But Landis isn’t the only sports figure in the set. Also here is legendary football coach Walter Camp. Camp was a player, a coach, and also a writer who is sometimes referred to as the Father of American Football as he was responsible many of the game’s innovations and helping to shape the sport in its early years.
Like Landis’ booklet, his is largely important because he is found on so few early cards and collectibles. Camp’s booklet is not exactly a contemporary one and it was actually printed after his death, which occurred in 1925, a few years before this set was issued. But it is one of his still one of his earlier collectibles that can be found and one of the more desirable issues in the release.
Finally, a third booklet was distributed simply titled American Athletes. This booklet features golf Hall of Famer Bobby Jones on the cover and is often identified solely as a Jones issue. However, Jones is merely one of the athletes that is included inside of it. The back of the booklet is also worthy of recognition since it includes Baseball Hall of Famer Rogers Hornsby.
Beyond those men, other fringe ‘athletes’ are included, such as aviators Charles Lindbergh and Richard Byrd.
Variations, Rarity, and Value
As mentioned, at least a few variations of the booklets are known today. There are two versions of No. 11 in the set with one featuring Thomas Jefferson and another one focusing on Independence Day. These variations have the same color illustration but one simply includes a drawing inset of Jefferson and changes the title from Independence Day to Thomas Jefferson. Two versions are also known for booklet No. 19 — Myles Standish and William Bradford. Finally, two versions of businessman Haley Fiske’s No. 42 booklet are known — one includes only a portrait photo while the other is a full-body picture. Thus, while 52 booklets are recognized as being included in the set, there are actually a total of at least 55 of them. This page shows images of two of the three variations.
The reasons for the existence of the variations are unknown. But while the variations are interesting because of the small number of these booklets that were printed, there is not much premium in terms of price for them. It is also not clear, which of the variations are rarer.
While collectors will find these booklets today, they are quite rare. That is understandable as they were only created for a company promotion and not widely distributed.

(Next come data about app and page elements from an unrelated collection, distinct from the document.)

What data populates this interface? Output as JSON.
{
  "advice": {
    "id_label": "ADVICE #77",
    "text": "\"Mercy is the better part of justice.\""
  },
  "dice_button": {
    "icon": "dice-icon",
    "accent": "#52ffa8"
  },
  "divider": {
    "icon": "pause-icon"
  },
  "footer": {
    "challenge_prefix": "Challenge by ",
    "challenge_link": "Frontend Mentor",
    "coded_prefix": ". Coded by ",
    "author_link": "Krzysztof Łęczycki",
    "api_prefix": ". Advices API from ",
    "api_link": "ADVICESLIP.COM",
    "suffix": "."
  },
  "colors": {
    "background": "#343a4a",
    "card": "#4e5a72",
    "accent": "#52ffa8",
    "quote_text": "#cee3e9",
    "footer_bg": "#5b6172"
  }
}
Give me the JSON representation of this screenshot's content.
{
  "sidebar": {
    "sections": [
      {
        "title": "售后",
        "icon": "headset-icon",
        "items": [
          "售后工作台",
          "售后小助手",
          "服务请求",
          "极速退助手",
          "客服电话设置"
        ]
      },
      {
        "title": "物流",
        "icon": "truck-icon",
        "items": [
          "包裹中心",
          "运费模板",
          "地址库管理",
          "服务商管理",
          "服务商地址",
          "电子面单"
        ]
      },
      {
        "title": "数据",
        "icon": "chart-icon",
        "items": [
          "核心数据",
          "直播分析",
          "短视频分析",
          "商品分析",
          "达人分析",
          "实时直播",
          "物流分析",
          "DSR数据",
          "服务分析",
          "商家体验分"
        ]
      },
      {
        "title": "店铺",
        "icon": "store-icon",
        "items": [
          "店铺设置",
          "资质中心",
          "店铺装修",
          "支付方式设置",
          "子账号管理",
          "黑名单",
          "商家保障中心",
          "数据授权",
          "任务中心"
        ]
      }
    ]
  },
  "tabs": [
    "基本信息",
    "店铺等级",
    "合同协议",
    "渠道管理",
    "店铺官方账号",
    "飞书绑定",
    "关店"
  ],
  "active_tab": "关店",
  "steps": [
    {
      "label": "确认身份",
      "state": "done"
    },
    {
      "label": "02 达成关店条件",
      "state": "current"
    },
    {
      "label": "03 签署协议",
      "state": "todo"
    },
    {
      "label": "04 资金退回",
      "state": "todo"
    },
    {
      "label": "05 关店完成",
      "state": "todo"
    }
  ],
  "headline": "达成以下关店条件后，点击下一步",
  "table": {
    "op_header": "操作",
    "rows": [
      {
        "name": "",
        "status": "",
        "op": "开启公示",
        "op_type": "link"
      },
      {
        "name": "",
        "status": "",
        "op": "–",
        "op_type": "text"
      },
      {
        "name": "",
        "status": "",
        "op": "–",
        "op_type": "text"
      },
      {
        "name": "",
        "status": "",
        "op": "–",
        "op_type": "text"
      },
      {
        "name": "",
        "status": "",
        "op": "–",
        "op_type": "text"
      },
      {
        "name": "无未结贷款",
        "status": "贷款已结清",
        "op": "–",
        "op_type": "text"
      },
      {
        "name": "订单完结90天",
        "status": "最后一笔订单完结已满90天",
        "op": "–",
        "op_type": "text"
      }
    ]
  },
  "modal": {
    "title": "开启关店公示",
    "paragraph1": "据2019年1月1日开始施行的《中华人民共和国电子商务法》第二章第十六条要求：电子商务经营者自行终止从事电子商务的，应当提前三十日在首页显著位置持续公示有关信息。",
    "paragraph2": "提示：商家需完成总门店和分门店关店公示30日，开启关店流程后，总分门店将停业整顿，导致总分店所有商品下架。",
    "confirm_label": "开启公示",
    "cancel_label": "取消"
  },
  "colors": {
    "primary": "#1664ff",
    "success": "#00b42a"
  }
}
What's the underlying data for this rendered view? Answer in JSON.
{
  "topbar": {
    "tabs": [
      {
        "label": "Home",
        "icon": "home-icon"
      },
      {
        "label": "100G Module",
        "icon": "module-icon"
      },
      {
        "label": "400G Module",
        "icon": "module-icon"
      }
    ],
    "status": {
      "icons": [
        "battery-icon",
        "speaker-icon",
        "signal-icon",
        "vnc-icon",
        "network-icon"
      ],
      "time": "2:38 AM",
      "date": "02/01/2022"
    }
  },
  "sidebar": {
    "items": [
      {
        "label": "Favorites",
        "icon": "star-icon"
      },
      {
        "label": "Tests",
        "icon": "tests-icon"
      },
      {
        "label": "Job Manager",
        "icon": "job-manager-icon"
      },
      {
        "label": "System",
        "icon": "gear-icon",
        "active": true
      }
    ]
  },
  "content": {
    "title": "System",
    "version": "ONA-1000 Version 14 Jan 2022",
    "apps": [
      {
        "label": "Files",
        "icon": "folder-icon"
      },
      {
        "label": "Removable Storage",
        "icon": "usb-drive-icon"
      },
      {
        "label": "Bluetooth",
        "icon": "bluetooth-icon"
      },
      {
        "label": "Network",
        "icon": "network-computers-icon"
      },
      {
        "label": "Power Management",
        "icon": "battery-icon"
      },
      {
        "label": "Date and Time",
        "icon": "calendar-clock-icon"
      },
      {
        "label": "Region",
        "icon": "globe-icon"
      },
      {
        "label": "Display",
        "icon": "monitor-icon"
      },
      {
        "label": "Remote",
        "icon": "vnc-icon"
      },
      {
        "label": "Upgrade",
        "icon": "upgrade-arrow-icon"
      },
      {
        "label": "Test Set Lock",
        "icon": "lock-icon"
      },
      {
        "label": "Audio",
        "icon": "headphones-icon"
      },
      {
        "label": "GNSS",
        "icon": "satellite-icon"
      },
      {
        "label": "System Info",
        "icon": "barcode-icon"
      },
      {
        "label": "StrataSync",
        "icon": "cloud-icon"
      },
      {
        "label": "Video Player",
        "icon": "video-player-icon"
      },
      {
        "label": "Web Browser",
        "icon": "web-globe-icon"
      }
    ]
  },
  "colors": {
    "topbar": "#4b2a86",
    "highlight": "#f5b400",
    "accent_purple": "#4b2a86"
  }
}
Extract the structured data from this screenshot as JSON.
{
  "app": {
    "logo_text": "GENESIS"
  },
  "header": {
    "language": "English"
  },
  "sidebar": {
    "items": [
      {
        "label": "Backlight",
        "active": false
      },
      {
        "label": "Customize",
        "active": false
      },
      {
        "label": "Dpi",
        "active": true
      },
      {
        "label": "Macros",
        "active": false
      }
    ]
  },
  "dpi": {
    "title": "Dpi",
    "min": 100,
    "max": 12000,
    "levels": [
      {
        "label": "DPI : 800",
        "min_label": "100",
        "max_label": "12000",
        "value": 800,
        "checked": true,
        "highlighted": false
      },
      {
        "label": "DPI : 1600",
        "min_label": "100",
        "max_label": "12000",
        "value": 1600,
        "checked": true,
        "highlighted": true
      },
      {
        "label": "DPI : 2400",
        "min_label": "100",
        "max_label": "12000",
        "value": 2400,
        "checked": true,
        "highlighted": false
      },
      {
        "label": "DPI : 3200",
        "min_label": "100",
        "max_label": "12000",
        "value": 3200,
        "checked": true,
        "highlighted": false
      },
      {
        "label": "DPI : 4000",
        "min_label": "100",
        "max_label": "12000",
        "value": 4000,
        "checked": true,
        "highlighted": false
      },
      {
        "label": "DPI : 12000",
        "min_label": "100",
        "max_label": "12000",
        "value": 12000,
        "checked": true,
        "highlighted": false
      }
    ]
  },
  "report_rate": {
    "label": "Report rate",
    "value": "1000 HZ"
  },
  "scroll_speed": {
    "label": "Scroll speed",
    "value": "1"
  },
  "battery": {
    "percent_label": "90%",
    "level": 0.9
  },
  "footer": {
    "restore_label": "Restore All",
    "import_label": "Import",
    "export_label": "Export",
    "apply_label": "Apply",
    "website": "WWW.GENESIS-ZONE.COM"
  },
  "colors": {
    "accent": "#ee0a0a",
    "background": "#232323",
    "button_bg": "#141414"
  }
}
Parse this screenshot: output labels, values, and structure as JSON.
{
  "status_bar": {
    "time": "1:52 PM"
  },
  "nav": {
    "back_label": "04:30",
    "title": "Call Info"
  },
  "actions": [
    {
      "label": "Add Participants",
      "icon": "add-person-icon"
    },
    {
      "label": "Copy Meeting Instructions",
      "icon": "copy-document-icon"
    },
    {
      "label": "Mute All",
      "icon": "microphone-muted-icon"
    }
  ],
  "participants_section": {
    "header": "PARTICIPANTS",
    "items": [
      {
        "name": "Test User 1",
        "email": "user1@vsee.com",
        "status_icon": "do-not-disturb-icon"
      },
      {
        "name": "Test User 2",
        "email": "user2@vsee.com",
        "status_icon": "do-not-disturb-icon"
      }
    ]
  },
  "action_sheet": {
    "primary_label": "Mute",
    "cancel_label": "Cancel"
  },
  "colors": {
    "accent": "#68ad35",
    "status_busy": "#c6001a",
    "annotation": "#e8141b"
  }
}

Despite that rarity, the prices for them are only modest. Commons in the set start in the $5-$10 range and complete sets start around $75-$125. That modest sum even includes sets with the box and original paper announcement. Prices for the sports subjects vary but are usually the most valuable ones in the series.